What you will do: The answer must be every record below, reproduced exactly.

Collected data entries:
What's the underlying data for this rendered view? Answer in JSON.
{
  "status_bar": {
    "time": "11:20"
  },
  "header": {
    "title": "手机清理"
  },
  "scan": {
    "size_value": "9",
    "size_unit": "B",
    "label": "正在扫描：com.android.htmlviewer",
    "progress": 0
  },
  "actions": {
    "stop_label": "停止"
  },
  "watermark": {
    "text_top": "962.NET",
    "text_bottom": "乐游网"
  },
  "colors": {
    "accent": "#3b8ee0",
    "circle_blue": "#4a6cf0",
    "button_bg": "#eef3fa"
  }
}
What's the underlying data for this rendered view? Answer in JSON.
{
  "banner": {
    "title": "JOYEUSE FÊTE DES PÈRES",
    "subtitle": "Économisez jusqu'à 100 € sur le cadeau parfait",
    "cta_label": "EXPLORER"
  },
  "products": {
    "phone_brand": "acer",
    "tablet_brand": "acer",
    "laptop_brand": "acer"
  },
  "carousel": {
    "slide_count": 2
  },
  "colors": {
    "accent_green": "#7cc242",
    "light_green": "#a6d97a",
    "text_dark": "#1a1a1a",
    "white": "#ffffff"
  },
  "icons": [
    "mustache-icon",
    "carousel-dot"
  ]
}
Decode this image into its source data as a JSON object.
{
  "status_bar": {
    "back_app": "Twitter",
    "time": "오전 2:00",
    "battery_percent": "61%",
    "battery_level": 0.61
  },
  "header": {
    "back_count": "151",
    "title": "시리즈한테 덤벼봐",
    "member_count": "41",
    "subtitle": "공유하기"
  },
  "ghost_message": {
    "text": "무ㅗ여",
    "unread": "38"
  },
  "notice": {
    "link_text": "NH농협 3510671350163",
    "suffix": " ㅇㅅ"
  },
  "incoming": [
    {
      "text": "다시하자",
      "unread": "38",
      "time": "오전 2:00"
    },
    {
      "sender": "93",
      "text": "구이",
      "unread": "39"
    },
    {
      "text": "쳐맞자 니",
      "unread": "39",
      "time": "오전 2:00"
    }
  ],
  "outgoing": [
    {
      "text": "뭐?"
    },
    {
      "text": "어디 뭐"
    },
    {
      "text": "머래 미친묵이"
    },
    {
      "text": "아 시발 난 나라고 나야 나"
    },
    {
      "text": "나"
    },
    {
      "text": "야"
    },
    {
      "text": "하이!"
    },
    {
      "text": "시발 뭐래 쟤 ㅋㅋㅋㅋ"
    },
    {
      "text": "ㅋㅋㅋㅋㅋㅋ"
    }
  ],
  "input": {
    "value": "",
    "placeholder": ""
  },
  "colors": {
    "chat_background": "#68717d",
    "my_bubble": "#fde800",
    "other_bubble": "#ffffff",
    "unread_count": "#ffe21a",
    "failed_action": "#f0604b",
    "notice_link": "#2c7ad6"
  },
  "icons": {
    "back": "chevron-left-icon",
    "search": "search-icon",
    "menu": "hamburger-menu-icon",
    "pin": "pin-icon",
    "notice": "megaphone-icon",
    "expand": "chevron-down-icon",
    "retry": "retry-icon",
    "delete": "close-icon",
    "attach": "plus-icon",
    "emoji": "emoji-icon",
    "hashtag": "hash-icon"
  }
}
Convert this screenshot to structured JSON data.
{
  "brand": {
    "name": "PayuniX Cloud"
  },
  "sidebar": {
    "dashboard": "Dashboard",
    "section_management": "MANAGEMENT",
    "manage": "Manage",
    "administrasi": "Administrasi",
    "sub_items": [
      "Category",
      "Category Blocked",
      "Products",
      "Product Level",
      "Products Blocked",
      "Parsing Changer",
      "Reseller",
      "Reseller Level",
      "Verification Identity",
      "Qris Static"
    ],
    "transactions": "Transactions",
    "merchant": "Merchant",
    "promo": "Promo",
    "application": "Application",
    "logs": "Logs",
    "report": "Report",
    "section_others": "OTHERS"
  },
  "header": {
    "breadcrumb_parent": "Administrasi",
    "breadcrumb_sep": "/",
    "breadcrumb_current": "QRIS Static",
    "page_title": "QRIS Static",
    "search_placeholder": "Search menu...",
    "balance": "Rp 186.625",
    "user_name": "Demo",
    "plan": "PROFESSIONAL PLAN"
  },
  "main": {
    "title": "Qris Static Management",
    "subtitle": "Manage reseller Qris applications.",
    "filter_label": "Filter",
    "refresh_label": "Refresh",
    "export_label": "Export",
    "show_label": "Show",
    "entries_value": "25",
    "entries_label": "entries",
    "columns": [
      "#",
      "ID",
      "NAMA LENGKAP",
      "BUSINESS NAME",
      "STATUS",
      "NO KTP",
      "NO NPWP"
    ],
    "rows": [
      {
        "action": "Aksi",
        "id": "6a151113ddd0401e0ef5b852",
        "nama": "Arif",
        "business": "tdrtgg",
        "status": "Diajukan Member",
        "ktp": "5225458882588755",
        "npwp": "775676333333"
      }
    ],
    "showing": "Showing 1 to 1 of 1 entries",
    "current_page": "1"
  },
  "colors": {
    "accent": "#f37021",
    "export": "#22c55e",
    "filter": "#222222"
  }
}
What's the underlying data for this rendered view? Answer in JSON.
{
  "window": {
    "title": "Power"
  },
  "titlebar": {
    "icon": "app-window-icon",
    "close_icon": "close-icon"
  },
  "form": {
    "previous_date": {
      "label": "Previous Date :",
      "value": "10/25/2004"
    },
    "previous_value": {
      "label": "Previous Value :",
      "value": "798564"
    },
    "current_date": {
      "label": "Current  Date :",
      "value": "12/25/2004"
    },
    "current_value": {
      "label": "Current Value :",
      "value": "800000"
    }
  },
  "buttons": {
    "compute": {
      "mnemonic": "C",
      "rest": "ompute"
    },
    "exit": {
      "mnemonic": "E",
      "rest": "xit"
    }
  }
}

Reply:
What's the underlying data for this rendered view? Answer in JSON.
{
  "status_bar": {
    "time": "11:20"
  },
  "header": {
    "title": "手机清理"
  },
  "scan": {
    "size_value": "9",
    "size_unit": "B",
    "label": "正在扫描：com.android.htmlviewer",
    "progress": 0
  },
  "actions": {
    "stop_label": "停止"
  },
  "watermark": {
    "text_top": "962.NET",
    "text_bottom": "乐游网"
  },
  "colors": {
    "accent": "#3b8ee0",
    "circle_blue": "#4a6cf0",
    "button_bg": "#eef3fa"
  }
}
What's the underlying data for this rendered view? Answer in JSON.
{
  "banner": {
    "title": "JOYEUSE FÊTE DES PÈRES",
    "subtitle": "Économisez jusqu'à 100 € sur le cadeau parfait",
    "cta_label": "EXPLORER"
  },
  "products": {
    "phone_brand": "acer",
    "tablet_brand": "acer",
    "laptop_brand": "acer"
  },
  "carousel": {
    "slide_count": 2
  },
  "colors": {
    "accent_green": "#7cc242",
    "light_green": "#a6d97a",
    "text_dark": "#1a1a1a",
    "white": "#ffffff"
  },
  "icons": [
    "mustache-icon",
    "carousel-dot"
  ]
}
Decode this image into its source data as a JSON object.
{
  "status_bar": {
    "back_app": "Twitter",
    "time": "오전 2:00",
    "battery_percent": "61%",
    "battery_level": 0.61
  },
  "header": {
    "back_count": "151",
    "title": "시리즈한테 덤벼봐",
    "member_count": "41",
    "subtitle": "공유하기"
  },
  "ghost_message": {
    "text": "무ㅗ여",
    "unread": "38"
  },
  "notice": {
    "link_text": "NH농협 3510671350163",
    "suffix": " ㅇㅅ"
  },
  "incoming": [
    {
      "text": "다시하자",
      "unread": "38",
      "time": "오전 2:00"
    },
    {
      "sender": "93",
      "text": "구이",
      "unread": "39"
    },
    {
      "text": "쳐맞자 니",
      "unread": "39",
      "time": "오전 2:00"
    }
  ],
  "outgoing": [
    {
      "text": "뭐?"
    },
    {
      "text": "어디 뭐"
    },
    {
      "text": "머래 미친묵이"
    },
    {
      "text": "아 시발 난 나라고 나야 나"
    },
    {
      "text": "나"
    },
    {
      "text": "야"
    },
    {
      "text": "하이!"
    },
    {
      "text": "시발 뭐래 쟤 ㅋㅋㅋㅋ"
    },
    {
      "text": "ㅋㅋㅋㅋㅋㅋ"
    }
  ],
  "input": {
    "value": "",
    "placeholder": ""
  },
  "colors": {
    "chat_background": "#68717d",
    "my_bubble": "#fde800",
    "other_bubble": "#ffffff",
    "unread_count": "#ffe21a",
    "failed_action": "#f0604b",
    "notice_link": "#2c7ad6"
  },
  "icons": {
    "back": "chevron-left-icon",
    "search": "search-icon",
    "menu": "hamburger-menu-icon",
    "pin": "pin-icon",
    "notice": "megaphone-icon",
    "expand": "chevron-down-icon",
    "retry": "retry-icon",
    "delete": "close-icon",
    "attach": "plus-icon",
    "emoji": "emoji-icon",
    "hashtag": "hash-icon"
  }
}
Convert this screenshot to structured JSON data.
{
  "brand": {
    "name": "PayuniX Cloud"
  },
  "sidebar": {
    "dashboard": "Dashboard",
    "section_management": "MANAGEMENT",
    "manage": "Manage",
    "administrasi": "Administrasi",
    "sub_items": [
      "Category",
      "Category Blocked",
      "Products",
      "Product Level",
      "Products Blocked",
      "Parsing Changer",
      "Reseller",
      "Reseller Level",
      "Verification Identity",
      "Qris Static"
    ],
    "transactions": "Transactions",
    "merchant": "Merchant",
    "promo": "Promo",
    "application": "Application",
    "logs": "Logs",
    "report": "Report",
    "section_others": "OTHERS"
  },
  "header": {
    "breadcrumb_parent": "Administrasi",
    "breadcrumb_sep": "/",
    "breadcrumb_current": "QRIS Static",
    "page_title": "QRIS Static",
    "search_placeholder": "Search menu...",
    "balance": "Rp 186.625",
    "user_name": "Demo",
    "plan": "PROFESSIONAL PLAN"
  },
  "main": {
    "title": "Qris Static Management",
    "subtitle": "Manage reseller Qris applications.",
    "filter_label": "Filter",
    "refresh_label": "Refresh",
    "export_label": "Export",
    "show_label": "Show",
    "entries_value": "25",
    "entries_label": "entries",
    "columns": [
      "#",
      "ID",
      "NAMA LENGKAP",
      "BUSINESS NAME",
      "STATUS",
      "NO KTP",
      "NO NPWP"
    ],
    "rows": [
      {
        "action": "Aksi",
        "id": "6a151113ddd0401e0ef5b852",
        "nama": "Arif",
        "business": "tdrtgg",
        "status": "Diajukan Member",
        "ktp": "5225458882588755",
        "npwp": "775676333333"
      }
    ],
    "showing": "Showing 1 to 1 of 1 entries",
    "current_page": "1"
  },
  "colors": {
    "accent": "#f37021",
    "export": "#22c55e",
    "filter": "#222222"
  }
}
What's the underlying data for this rendered view? Answer in JSON.
{
  "window": {
    "title": "Power"
  },
  "titlebar": {
    "icon": "app-window-icon",
    "close_icon": "close-icon"
  },
  "form": {
    "previous_date": {
      "label": "Previous Date :",
      "value": "10/25/2004"
    },
    "previous_value": {
      "label": "Previous Value :",
      "value": "798564"
    },
    "current_date": {
      "label": "Current  Date :",
      "value": "12/25/2004"
    },
    "current_value": {
      "label": "Current Value :",
      "value": "800000"
    }
  },
  "buttons": {
    "compute": {
      "mnemonic": "C",
      "rest": "ompute"
    },
    "exit": {
      "mnemonic": "E",
      "rest": "xit"
    }
  }
}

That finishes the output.